◆ Extracted records
==================================================
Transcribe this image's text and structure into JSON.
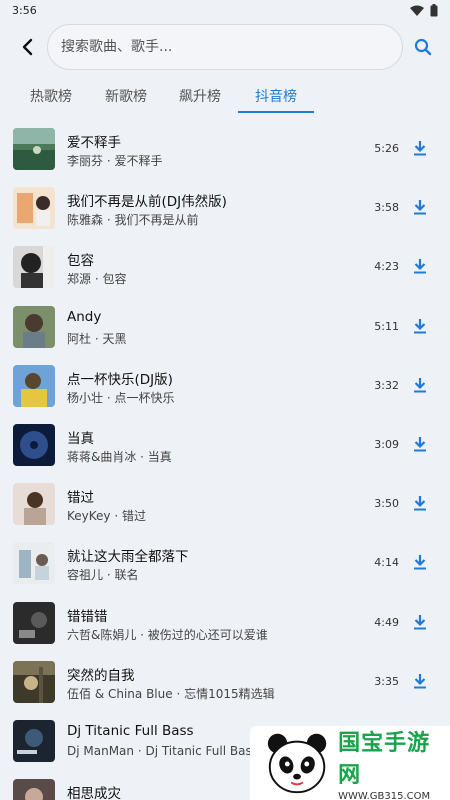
{
  "status": {
    "time": "3:56"
  },
  "search": {
    "placeholder": "搜索歌曲、歌手..."
  },
  "tabs": [
    {
      "label": "热歌榜",
      "active": false
    },
    {
      "label": "新歌榜",
      "active": false
    },
    {
      "label": "飙升榜",
      "active": false
    },
    {
      "label": "抖音榜",
      "active": true
    }
  ],
  "songs": [
    {
      "title": "爱不释手",
      "subtitle": "李丽芬 · 爱不释手",
      "duration": "5:26"
    },
    {
      "title": "我们不再是从前(DJ伟然版)",
      "subtitle": "陈雅森 · 我们不再是从前",
      "duration": "3:58"
    },
    {
      "title": "包容",
      "subtitle": "郑源 · 包容",
      "duration": "4:23"
    },
    {
      "title": "Andy",
      "subtitle": "阿杜 · 天黑",
      "duration": "5:11"
    },
    {
      "title": "点一杯快乐(DJ版)",
      "subtitle": "杨小壮 · 点一杯快乐",
      "duration": "3:32"
    },
    {
      "title": "当真",
      "subtitle": "蒋蒋&曲肖冰 · 当真",
      "duration": "3:09"
    },
    {
      "title": "错过",
      "subtitle": "KeyKey · 错过",
      "duration": "3:50"
    },
    {
      "title": "就让这大雨全都落下",
      "subtitle": "容祖儿 · 联名",
      "duration": "4:14"
    },
    {
      "title": "错错错",
      "subtitle": "六哲&陈娟儿 · 被伤过的心还可以爱谁",
      "duration": "4:49"
    },
    {
      "title": "突然的自我",
      "subtitle": "伍佰 & China Blue · 忘情1015精选辑",
      "duration": "3:35"
    },
    {
      "title": "Dj Titanic Full Bass",
      "subtitle": "Dj ManMan · Dj Titanic Full Bass",
      "duration": ""
    },
    {
      "title": "相思成灾",
      "subtitle": "",
      "duration": ""
    }
  ],
  "watermark": {
    "title": "国宝手游网",
    "url": "WWW.GB315.COM"
  },
  "colors": {
    "accent": "#1f7ad8",
    "background": "#eef1f5"
  }
}
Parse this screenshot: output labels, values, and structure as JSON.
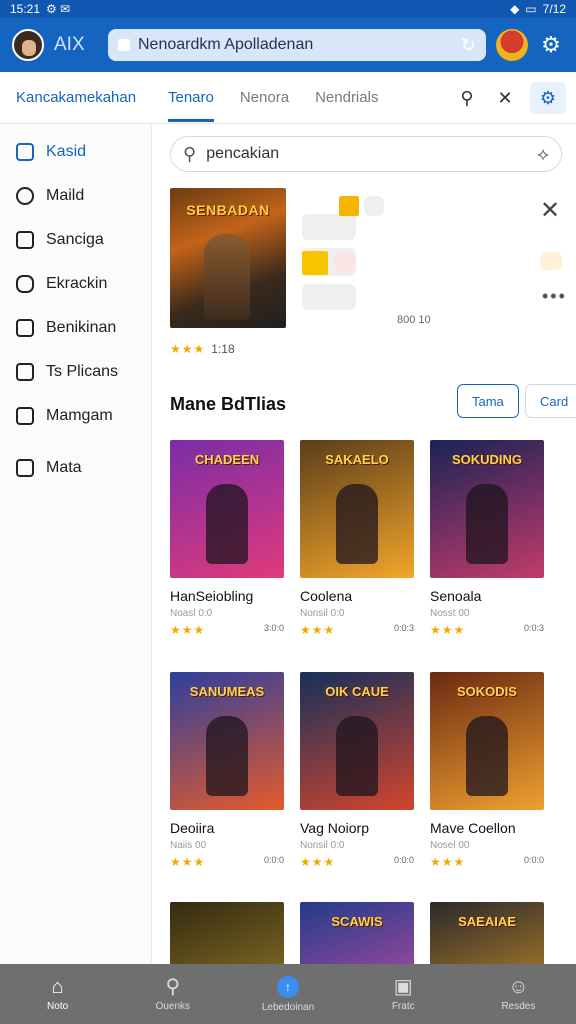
{
  "status_bar": {
    "time": "15:21",
    "left_icons": "⚙ ✉",
    "right_text": "7/12"
  },
  "browser": {
    "brand": "AIX",
    "url": "Nenoardkm Apolladenan"
  },
  "header": {
    "app_title": "Kancakamekahan",
    "tabs": [
      {
        "label": "Tenaro",
        "active": true
      },
      {
        "label": "Nenora",
        "active": false
      },
      {
        "label": "Nendrials",
        "active": false
      }
    ]
  },
  "sidebar": {
    "items": [
      {
        "label": "Kasid",
        "active": true
      },
      {
        "label": "Maild",
        "active": false
      },
      {
        "label": "Sanciga",
        "active": false
      },
      {
        "label": "Ekrackin",
        "active": false
      },
      {
        "label": "Benikinan",
        "active": false
      },
      {
        "label": "Ts Plicans",
        "active": false
      },
      {
        "label": "Mamgam",
        "active": false
      },
      {
        "label": "Mata",
        "active": false
      }
    ]
  },
  "search": {
    "placeholder": "pencakian"
  },
  "featured": {
    "title": "SENBADAN",
    "rating_stars": "★★★",
    "rating_value": "1:18",
    "stat": "800 10"
  },
  "section": {
    "title": "Mane BdTlias",
    "primary_button": "Tama",
    "secondary_button": "Card"
  },
  "games": [
    {
      "name": "HanSeiobling",
      "sub": "Noasl 0:0",
      "stars": "★★★",
      "count": "3:0:0",
      "art": "CHADEEN",
      "c1": "#7a2da8",
      "c2": "#e03a7a"
    },
    {
      "name": "Coolena",
      "sub": "Nonsil 0:0",
      "stars": "★★★",
      "count": "0:0:3",
      "art": "SAKAELO",
      "c1": "#5b3d1b",
      "c2": "#f3a62a"
    },
    {
      "name": "Senoala",
      "sub": "Nosst 00",
      "stars": "★★★",
      "count": "0:0:3",
      "art": "SOKUDING",
      "c1": "#1a2356",
      "c2": "#c23b6b"
    },
    {
      "name": "Deoiira",
      "sub": "Naiis 00",
      "stars": "★★★",
      "count": "0:0:0",
      "art": "SANUMEAS",
      "c1": "#2d3f9e",
      "c2": "#e35b2b"
    },
    {
      "name": "Vag Noiorp",
      "sub": "Nonsil 0:0",
      "stars": "★★★",
      "count": "0:0:0",
      "art": "OIK CAUE",
      "c1": "#16305a",
      "c2": "#d2452d"
    },
    {
      "name": "Mave Coellon",
      "sub": "Nosel 00",
      "stars": "★★★",
      "count": "0:0:0",
      "art": "SOKODIS",
      "c1": "#6a2a12",
      "c2": "#f0a030"
    },
    {
      "name": "",
      "sub": "",
      "stars": "",
      "count": "",
      "art": "",
      "c1": "#352a12",
      "c2": "#a48a2a"
    },
    {
      "name": "",
      "sub": "",
      "stars": "",
      "count": "",
      "art": "SCAWIS",
      "c1": "#233b8a",
      "c2": "#d94fa5"
    },
    {
      "name": "",
      "sub": "",
      "stars": "",
      "count": "",
      "art": "SAEAIAE",
      "c1": "#2a2a2a",
      "c2": "#e09b2a"
    }
  ],
  "bottom_nav": [
    {
      "label": "Noto",
      "icon": "home-icon",
      "glyph": "⌂",
      "active": true
    },
    {
      "label": "Ouenks",
      "icon": "search-icon",
      "glyph": "⚲",
      "active": false
    },
    {
      "label": "Lebedoinan",
      "icon": "fab-icon",
      "glyph": "↑",
      "active": false
    },
    {
      "label": "Fratc",
      "icon": "frame-icon",
      "glyph": "▣",
      "active": false
    },
    {
      "label": "Resdes",
      "icon": "user-icon",
      "glyph": "☺",
      "active": false
    }
  ]
}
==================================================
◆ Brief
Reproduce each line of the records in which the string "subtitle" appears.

◆ The answer
      "subtitle": "李丽芬 · 爱不释手",
      "subtitle": "陈雅森 · 我们不再是从前",
      "subtitle": "郑源 · 包容",
      "subtitle": "阿杜 · 天黑",
      "subtitle": "杨小壮 · 点一杯快乐",
      "subtitle": "蒋蒋&曲肖冰 · 当真",
      "subtitle": "KeyKey · 错过",
      "subtitle": "容祖儿 · 联名",
      "subtitle": "六哲&陈娟儿 · 被伤过的心还可以爱谁",
      "subtitle": "伍佰 & China Blue · 忘情1015精选辑",
      "subtitle": "Dj ManMan · Dj Titanic Full Bass",
      "subtitle": "",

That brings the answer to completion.